*** ENTRIES SHOWN Section Begins ***

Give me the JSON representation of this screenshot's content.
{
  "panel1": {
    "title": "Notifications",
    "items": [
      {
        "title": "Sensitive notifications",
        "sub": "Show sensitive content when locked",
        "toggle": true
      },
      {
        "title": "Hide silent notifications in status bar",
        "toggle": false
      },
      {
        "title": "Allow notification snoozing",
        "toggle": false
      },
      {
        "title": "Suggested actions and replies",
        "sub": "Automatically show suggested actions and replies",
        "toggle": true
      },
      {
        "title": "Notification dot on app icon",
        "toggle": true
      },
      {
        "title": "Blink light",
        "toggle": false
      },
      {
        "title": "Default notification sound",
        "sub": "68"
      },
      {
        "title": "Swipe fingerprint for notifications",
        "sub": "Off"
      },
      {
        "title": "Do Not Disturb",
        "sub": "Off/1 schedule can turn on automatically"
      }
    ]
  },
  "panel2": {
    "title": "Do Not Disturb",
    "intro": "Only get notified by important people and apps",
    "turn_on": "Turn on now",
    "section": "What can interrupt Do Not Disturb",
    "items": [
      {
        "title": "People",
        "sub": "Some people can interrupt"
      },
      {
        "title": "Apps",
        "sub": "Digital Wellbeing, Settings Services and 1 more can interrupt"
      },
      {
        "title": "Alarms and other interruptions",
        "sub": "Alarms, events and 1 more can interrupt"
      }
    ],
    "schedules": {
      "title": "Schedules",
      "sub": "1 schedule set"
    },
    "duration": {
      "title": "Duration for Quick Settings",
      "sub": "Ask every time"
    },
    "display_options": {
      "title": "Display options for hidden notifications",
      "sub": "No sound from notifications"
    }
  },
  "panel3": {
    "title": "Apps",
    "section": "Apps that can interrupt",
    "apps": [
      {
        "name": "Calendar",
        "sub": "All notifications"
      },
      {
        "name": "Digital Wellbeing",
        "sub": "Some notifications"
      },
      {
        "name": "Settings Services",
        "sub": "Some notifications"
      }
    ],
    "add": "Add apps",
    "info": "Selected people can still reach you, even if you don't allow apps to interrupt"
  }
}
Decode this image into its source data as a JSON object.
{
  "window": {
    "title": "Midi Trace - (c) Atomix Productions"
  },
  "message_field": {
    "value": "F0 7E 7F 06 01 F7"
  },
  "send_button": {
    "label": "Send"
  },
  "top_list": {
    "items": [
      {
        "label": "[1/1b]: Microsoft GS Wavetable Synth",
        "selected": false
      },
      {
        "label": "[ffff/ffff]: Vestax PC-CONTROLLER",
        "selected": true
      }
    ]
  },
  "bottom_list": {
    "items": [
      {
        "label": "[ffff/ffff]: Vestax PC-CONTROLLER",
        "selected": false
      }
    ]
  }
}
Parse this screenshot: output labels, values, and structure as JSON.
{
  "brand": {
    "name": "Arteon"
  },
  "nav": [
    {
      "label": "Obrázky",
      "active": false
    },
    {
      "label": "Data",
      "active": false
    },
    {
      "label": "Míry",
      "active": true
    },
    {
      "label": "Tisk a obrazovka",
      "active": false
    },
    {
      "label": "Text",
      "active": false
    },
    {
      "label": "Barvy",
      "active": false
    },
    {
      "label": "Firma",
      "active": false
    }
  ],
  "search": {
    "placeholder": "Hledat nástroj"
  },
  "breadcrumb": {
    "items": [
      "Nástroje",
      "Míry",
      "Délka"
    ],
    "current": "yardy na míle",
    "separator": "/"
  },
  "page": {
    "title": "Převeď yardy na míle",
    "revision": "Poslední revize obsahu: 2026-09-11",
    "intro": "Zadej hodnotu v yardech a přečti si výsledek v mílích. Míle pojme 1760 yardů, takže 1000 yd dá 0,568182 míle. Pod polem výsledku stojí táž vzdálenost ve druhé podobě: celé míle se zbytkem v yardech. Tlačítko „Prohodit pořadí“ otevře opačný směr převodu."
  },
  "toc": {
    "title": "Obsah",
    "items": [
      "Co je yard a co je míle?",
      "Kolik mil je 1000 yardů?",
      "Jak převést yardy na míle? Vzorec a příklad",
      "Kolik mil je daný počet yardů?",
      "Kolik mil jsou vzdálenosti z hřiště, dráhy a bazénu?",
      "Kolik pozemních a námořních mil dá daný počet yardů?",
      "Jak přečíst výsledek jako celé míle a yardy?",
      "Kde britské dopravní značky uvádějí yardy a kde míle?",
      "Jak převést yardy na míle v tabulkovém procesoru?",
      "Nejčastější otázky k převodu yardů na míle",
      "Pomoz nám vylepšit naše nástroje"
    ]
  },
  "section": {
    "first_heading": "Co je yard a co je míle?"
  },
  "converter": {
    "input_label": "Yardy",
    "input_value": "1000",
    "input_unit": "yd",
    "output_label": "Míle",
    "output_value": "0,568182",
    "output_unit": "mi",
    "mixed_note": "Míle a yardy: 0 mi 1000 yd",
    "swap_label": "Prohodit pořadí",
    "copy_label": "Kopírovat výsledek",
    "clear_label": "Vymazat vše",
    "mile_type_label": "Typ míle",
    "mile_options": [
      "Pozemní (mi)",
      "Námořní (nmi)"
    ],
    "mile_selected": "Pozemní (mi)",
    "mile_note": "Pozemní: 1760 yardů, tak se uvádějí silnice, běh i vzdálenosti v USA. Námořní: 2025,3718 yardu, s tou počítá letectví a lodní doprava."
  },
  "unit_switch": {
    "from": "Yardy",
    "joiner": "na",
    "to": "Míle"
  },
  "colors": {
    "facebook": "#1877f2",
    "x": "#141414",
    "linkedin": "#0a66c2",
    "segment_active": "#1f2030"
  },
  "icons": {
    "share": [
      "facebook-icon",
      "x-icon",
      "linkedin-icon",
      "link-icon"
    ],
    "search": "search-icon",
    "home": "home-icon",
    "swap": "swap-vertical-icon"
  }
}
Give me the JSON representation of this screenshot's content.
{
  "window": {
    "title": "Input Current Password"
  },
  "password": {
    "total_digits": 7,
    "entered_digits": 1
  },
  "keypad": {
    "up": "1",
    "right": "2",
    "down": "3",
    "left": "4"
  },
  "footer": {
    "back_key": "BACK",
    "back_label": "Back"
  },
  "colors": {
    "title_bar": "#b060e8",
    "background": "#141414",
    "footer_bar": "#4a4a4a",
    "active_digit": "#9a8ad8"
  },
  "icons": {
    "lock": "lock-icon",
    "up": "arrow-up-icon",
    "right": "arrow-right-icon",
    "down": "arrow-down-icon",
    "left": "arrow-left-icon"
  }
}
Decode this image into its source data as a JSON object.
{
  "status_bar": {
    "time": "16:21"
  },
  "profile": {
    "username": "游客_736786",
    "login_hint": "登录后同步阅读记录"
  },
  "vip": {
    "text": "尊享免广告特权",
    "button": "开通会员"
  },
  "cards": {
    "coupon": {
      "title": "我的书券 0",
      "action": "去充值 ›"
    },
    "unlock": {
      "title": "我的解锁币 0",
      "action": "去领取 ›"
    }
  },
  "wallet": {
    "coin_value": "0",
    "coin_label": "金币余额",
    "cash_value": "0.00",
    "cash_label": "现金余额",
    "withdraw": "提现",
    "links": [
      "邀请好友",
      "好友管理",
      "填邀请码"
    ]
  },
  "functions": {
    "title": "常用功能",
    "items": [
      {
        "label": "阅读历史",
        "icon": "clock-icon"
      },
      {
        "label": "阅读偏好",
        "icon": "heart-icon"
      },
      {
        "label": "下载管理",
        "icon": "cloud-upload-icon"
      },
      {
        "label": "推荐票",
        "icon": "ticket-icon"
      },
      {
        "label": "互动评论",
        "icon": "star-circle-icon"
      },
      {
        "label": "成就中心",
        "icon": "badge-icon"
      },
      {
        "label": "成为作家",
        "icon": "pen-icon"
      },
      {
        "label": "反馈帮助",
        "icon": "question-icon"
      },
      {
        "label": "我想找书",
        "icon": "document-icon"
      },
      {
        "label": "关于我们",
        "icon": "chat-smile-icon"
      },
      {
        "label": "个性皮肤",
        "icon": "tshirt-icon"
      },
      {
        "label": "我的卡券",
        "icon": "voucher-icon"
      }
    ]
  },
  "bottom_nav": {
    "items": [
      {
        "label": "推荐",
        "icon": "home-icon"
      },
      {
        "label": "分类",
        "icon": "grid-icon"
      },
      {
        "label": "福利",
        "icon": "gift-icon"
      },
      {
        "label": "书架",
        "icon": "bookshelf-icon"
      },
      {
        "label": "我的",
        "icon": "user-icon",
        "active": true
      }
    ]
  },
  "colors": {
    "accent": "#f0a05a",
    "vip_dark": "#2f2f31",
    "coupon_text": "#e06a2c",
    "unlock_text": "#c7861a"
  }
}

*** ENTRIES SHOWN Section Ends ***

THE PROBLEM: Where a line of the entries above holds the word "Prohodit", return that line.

ANSWER TO THIS EXERCISE:
    "intro": "Zadej hodnotu v yardech a přečti si výsledek v mílích. Míle pojme 1760 yardů, takže 1000 yd dá 0,568182 míle. Pod polem výsledku stojí táž vzdálenost ve druhé podobě: celé míle se zbytkem v yardech. Tlačítko „Prohodit pořadí“ otevře opačný směr převodu."
    "swap_label": "Prohodit pořadí",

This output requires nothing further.